 In the event I am wrong, even if the prescription period is the shorter period of 10 years, which I doubt, the claim would still have been filed within the prescriptive period. The evidence reveals that the defendants were erroneously registered as owners with absolute title to Parcel 138 in October 1986. The claimant would therefore have had until October 1996 to file a claim. This claim was duly filed and served in May 1996. Therefore, the claim is not prescribed. It is well established that a judicial demand in proper form filed and served upon the person whose prescription it is sought to hinder, interrupts prescription.
 Based on the foregoing, I make the following orders:
- The Adjudication Officer had the jurisdiction to hear Petition 6A 21P and to review and alter the adjudication record pursuant to section 22 of the LAA.
- The Heirs of Evariste Gaspard were registered as owners with absolute title in respect of Parcel 138 by mistake, this not reflecting the final decision of the Adjudication Officer in respect of Parcel 138. This mistake warrants an order for rectification of the Land Register pursuant to section 98 of the LRA.
- The Registrar of Lands is hereby ordered to rectify the Land Register for Block 1253B Parcel 138 in the registration Quarter of Gros Islet by deleting Heirs of Evariste Gaspard and substituting therefor Heirs of Zephern Mathieu as owners with absolute title.
- For the avoidance of doubt, Block and Parcel Number 1253B 142 is to remain registered in the names of Norton Gaspard and Elfridge Gaspard as the registered proprietors and there shall be no order for rectification in respect of Parcel 142.
- The defendants shall pay the claimants prescribed costs pursuant to CPR 65.5 in the sum of $7,500.00.
High Court Judge
By the Court
 Cap. 5.06, Revised Laws of Saint Lucia, 2008.
 Mr. St. Clair relied on the case of Leymon Strachan v The Gleaner Company Limited and Dudley Stokes  UKPC 33
 Mr. St. Clair relied on the case of CARICOM Investments Limited et al v National Commercial Bank Limited et al  JMCA Civ 23 (Jamaica)
 Mr. Fraser also relied on the case of Leymon Strachan v The Gleaner Company Limited and Dudley Stokes  UKPC 33
 Cap 5.01 of the Revised Laws of Saint Lucia
 Sylvina Louisien v Joachim Rodney Jacob  UKPC 3, at paragraph 3.
 Section 3 of the LAA.
 Section 4(1) of the LAA.
 Section 4(2) of the LAA.
 Section 4(1) of the LAA.
 Sections 10 and 11 of the LAA.
 Section 13 of the LAA.
 Section 14 of the LAA.
 Section 4(2) of the LAA.
 Section 15 of the LAA.
 Louisien v Jacob  UKPC 3 at paragraph 39.
 Section 4(3) of the LAA.
  UKPC 3.
 Louisien v Jacob  UKPC 3 at paragraph 43.
 Louisien v Jacob  UKPC 3 at paragraph 43.
 James Skelton et al v James Alfred Skelton Civil Appeal No. 4 of 1985 (British Virgin Islands) delivered 15th January 1986; St. Torrence Matty et al v Alicia Francois SLUHCVAP2012/0037; Louisien v Jacob  UKPC 3.
 Louisien v Jacob  UKPC 3 at paragraph 40; St. Torrence Matty et al v Alicia Francois SLUHCVAP2012/0037 at paragraph 36.

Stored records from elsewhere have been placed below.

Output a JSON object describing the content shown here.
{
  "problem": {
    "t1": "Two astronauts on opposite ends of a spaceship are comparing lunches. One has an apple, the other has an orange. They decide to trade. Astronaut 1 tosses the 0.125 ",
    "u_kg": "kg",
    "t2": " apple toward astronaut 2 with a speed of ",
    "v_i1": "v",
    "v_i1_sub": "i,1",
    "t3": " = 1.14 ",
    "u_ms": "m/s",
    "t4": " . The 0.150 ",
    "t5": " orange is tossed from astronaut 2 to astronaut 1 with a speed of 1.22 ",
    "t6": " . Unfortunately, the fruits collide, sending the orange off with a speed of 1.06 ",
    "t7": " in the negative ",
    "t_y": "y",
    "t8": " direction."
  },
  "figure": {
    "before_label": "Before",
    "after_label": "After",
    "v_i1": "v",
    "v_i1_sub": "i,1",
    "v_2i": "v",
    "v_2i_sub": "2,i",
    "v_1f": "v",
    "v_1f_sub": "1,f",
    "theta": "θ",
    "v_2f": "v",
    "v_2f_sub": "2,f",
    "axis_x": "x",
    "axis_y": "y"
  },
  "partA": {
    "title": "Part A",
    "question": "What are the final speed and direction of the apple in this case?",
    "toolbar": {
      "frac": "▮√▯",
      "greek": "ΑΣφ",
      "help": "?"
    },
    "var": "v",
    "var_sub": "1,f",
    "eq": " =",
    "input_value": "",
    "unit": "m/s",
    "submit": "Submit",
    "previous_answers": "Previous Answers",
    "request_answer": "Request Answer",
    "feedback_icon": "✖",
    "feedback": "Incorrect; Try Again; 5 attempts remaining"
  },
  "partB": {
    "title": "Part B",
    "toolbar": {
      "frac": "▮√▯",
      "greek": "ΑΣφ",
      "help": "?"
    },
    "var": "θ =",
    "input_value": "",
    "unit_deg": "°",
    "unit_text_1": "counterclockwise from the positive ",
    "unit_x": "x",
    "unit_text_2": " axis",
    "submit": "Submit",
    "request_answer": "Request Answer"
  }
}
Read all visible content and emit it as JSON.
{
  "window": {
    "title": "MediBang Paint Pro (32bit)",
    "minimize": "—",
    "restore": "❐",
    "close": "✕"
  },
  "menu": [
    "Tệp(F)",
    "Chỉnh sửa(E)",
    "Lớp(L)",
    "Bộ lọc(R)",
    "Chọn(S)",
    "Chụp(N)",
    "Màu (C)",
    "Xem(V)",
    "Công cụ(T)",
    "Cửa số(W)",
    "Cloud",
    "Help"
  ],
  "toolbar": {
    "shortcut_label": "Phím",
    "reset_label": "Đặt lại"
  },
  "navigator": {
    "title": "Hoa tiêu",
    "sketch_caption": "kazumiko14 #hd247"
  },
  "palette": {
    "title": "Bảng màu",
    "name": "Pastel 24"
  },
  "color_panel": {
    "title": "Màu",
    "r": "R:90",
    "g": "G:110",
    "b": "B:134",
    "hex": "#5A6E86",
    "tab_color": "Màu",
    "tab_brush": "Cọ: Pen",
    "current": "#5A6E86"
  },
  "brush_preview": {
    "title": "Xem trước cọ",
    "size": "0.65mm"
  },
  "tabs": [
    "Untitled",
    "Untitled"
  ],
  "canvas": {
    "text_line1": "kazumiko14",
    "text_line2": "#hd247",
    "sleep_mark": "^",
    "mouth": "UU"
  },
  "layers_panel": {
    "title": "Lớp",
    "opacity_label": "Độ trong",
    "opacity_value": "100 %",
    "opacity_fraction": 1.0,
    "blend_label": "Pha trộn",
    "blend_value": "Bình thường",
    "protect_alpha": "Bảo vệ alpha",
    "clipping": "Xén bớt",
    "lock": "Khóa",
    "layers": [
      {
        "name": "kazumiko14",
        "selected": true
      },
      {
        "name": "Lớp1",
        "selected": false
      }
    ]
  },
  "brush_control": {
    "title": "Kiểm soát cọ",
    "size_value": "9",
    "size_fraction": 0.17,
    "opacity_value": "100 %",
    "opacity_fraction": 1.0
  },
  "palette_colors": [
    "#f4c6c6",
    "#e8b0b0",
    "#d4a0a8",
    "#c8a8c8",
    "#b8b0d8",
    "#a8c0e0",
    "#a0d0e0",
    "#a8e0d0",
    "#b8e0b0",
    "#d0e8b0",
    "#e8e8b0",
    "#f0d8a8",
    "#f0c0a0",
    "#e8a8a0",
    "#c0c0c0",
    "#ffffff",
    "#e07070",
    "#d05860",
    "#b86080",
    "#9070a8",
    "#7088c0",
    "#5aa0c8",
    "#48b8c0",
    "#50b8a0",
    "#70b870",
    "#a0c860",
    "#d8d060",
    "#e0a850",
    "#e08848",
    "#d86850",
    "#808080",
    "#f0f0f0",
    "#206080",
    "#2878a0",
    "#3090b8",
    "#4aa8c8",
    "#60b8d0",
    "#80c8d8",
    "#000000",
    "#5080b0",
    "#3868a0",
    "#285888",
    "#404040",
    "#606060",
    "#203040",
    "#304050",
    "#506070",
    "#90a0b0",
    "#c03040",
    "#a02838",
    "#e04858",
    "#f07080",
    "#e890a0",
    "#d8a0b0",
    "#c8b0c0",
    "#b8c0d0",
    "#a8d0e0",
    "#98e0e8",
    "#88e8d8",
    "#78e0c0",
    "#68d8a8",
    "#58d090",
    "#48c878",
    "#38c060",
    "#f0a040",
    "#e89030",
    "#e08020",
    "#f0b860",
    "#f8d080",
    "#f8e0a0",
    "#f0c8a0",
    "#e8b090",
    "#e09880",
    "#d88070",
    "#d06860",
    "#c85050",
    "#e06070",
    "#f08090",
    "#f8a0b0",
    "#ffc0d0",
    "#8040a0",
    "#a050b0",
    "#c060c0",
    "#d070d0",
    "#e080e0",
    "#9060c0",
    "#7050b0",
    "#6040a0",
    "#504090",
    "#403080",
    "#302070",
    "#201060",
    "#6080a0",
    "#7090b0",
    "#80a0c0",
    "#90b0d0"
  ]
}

 Civil Appeal No. 4 of 1985 (British Virgin Islands) delivered 15th January 1986.
 Civil Appeal No 6 of 1993 (Anguilla) delivered 8th May 1995
 St. Torrence Matty et al v Alicia Francois SLUHCVAP2012/0037, at paragraph 18.
 Article 2085 of the Civil Code; David Sweetnam et al v The Government of Saint Lucia et al Civil Appeal No. 43 of 2005.